Over 120 years since “The Father of American Psychology,” William James, wrote Varieties of Religious Experience, mysticism remains on the periphery, as psychology recovers from an imbalance toward pathology. Mainstream theory and therapies have done incredibly well at mapping the shadow. Much less attention is paid to the light, the potent force known as the superconscious.
There’s an understandable tentativeness when psychology enters so-called spiritual territory. The stumbling block with integrating the superconscious is its metaphysical associations. Mysticism, the idea that union with the divine is an experiential possibility, contradicts the dominant ideology of materialism.
How do you deal with problems? Life is full of them. Just one problem after the other. You could argue human creativity and survival centres around finding solutions to problems. Not as physically strong as other animals? Build tools. Chilly in your cave at night? Spark a fire.
The memory resurfaced. Days-gone-by illuminated my consciousness, beckoning me to leave the present and return to the past. “I miss that time,” I thought, as I remembered a lucid summer from two years ago, a time when I felt vibrantly alive.
I’m content with where I’m at, mentally, spiritually, and creatively, but the summer of 2018 had a different quality to it. I had a powerful spiritual awakening and a huge upgrade in my reality. I’d uncovered parts of myself I didn’t know existed, including levels of creativity never before experienced, and a vitality and aliveness which had me bouncing out of bed each day, eager to get to work on my business, to explore, to adventure.
An adventure it was; those summer months felt like learning how to live again, from a different place. My receptivity was wide open, I’d stumbled across a deeper reality, and I’d never felt more awake, more connected to myself, my spirituality, the universe surrounding me. I was seeing everything with fresh eyes, as if for the first time.
Such highs are common throughout the awakening process, but they aren’t ever-lasting. Since then I’ve continued to grow and develop, with similar moments of aliveness coming and going, with plenty of shadow work thrown in for good measure. Spiritual growth is circular, and although I feel the ways I’ve grown, there’s a certain quality about these months I can’t shake.
Spiritual growth is an unlearning process. Awakening into the true nature of reality requires constant unlearning of false beliefs and a re-discovery of the direct experience of the present moment. Conceptual reality is a house of mirrors, a myriad of illusion. Of all illusions, psychological time is the trickiest to detect.
Seconds, minutes, hours, days, months, years… The passage of time is seemingly objective and compatible with experience. Events appear to unfold sequentially, superimposed onto the clock. But the past is a memory. The future is imagination. Life is eternally present, an infinite succession of Nows.
As Mark Twain said, “I have been through some terrible things in my life, some of which actually happened.” So much of our attention and energy is spent on holding on to days-gone-by or worrying about things that may never materialise. How does life change, once liberated from these opposing forces?

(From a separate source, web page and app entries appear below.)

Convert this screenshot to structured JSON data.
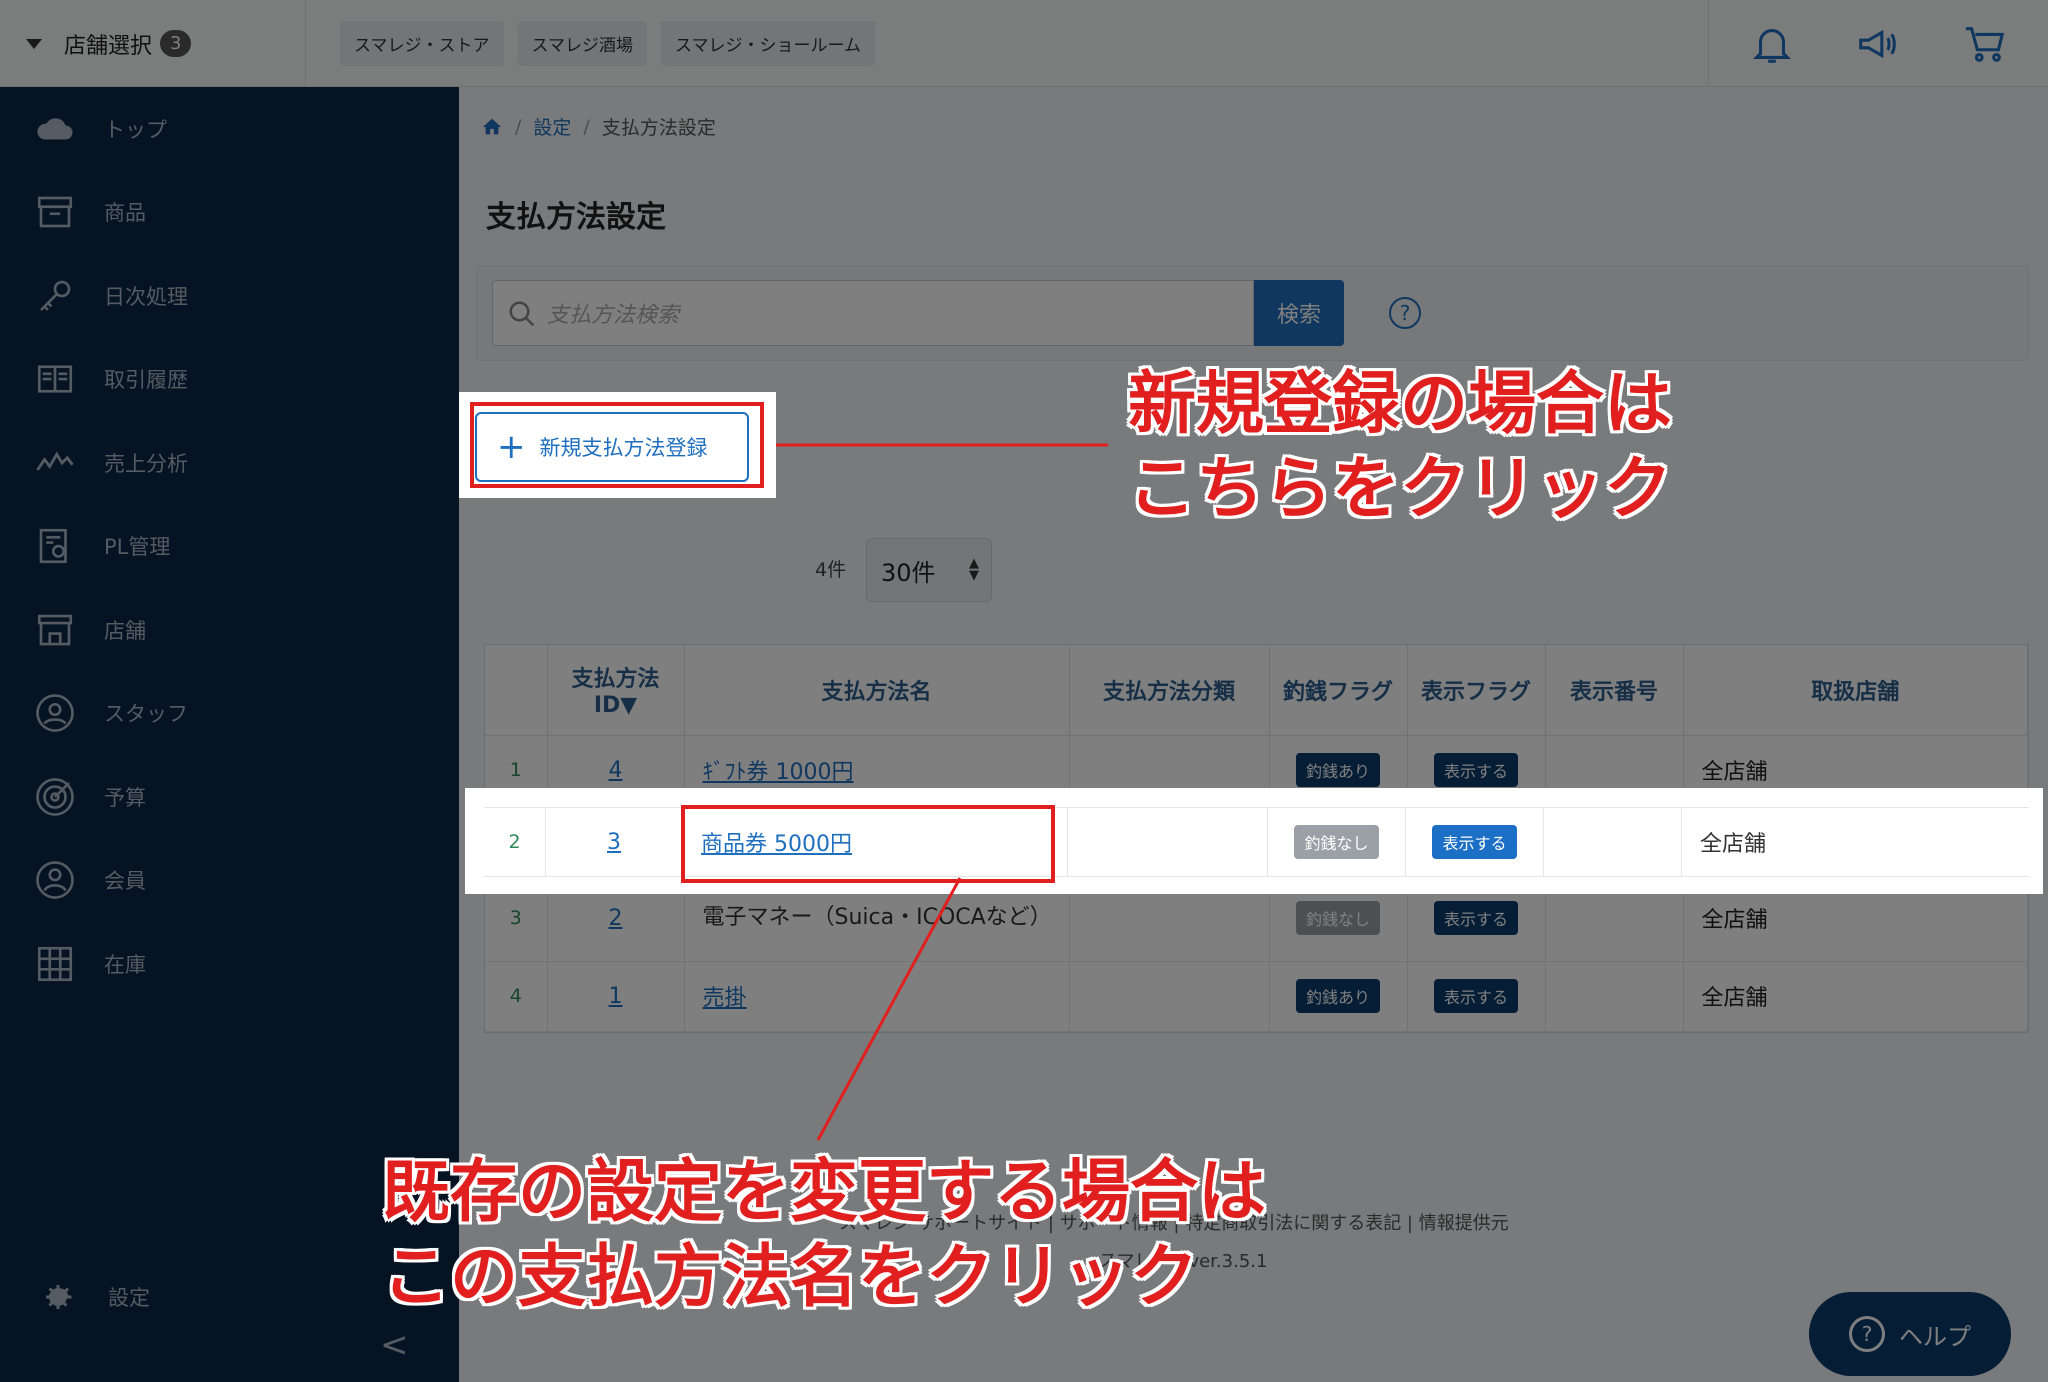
{
  "topbar": {
    "store_select_label": "店舗選択",
    "store_count": "3",
    "stores": [
      "スマレジ・ストア",
      "スマレジ酒場",
      "スマレジ・ショールーム"
    ]
  },
  "sidebar": {
    "items": [
      {
        "label": "トップ",
        "icon": "cloud-icon"
      },
      {
        "label": "商品",
        "icon": "box-icon"
      },
      {
        "label": "日次処理",
        "icon": "key-icon"
      },
      {
        "label": "取引履歴",
        "icon": "book-icon"
      },
      {
        "label": "売上分析",
        "icon": "chart-icon"
      },
      {
        "label": "PL管理",
        "icon": "report-icon"
      },
      {
        "label": "店舗",
        "icon": "store-icon"
      },
      {
        "label": "スタッフ",
        "icon": "staff-icon"
      },
      {
        "label": "予算",
        "icon": "target-icon"
      },
      {
        "label": "会員",
        "icon": "member-icon"
      },
      {
        "label": "在庫",
        "icon": "grid-icon"
      }
    ],
    "settings_label": "設定",
    "collapse_glyph": "<"
  },
  "breadcrumb": {
    "home": "home-icon",
    "settings": "設定",
    "current": "支払方法設定"
  },
  "page": {
    "title": "支払方法設定"
  },
  "search": {
    "placeholder": "支払方法検索",
    "button": "検索",
    "help": "?"
  },
  "new_button": {
    "label": "新規支払方法登録"
  },
  "pager": {
    "count": "4件",
    "per_page": "30件"
  },
  "table": {
    "headers": [
      "支払方法ID▼",
      "支払方法名",
      "支払方法分類",
      "釣銭フラグ",
      "表示フラグ",
      "表示番号",
      "取扱店舗"
    ],
    "header_id_line1": "支払方法",
    "header_id_line2": "ID▼",
    "rows": [
      {
        "no": "1",
        "id": "4",
        "name": "ｷﾞﾌﾄ券 1000円",
        "change_flag": "釣銭あり",
        "display_flag": "表示する",
        "stores": "全店舗"
      },
      {
        "no": "2",
        "id": "3",
        "name": "商品券 5000円",
        "change_flag": "釣銭なし",
        "display_flag": "表示する",
        "stores": "全店舗"
      },
      {
        "no": "3",
        "id": "2",
        "name": "電子マネー（Suica・ICOCAなど）",
        "change_flag": "釣銭なし",
        "display_flag": "表示する",
        "stores": "全店舗"
      },
      {
        "no": "4",
        "id": "1",
        "name": "売掛",
        "change_flag": "釣銭あり",
        "display_flag": "表示する",
        "stores": "全店舗"
      }
    ]
  },
  "footer": {
    "links": "スマレジ サポートサイト | サポート情報 | 特定商取引法に関する表記 | 情報提供元",
    "version": "スマレジ　ver.3.5.1"
  },
  "help_button": {
    "label": "ヘルプ"
  },
  "annotations": {
    "new_line1": "新規登録の場合は",
    "new_line2": "こちらをクリック",
    "edit_line1": "既存の設定を変更する場合は",
    "edit_line2": "この支払方法名をクリック"
  },
  "colors": {
    "accent": "#1f6fbf",
    "sidebar": "#0a2746",
    "annotation": "#e21f1f"
  }
}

I’m enchanted by exposed brick, arched ceilings and passionate discussions about the nondual nature of existence. The magical space I’m sitting in, this sweet July afternoon, is the cellar of Castello di Titignano, Orvieto. Its shade and air circulation offers respite from the intense Italian sun. I’m grateful. And cool.
Barrels of fermenting grapes from nearby vineyards are replaced with pop-up chairs, projector screens, speakers. A colourful poster for SAND Italy 2019 reminds me of how far I’ve come. 12:35pm. It’s my turn to present at the Science and Nonduality Conference:
Welcome to the Age of Re-Enchantment: Magic Transforming Mental Health and the World.
Here we goooooo! Months of visualising, mind-mapping and soul searching has come to this.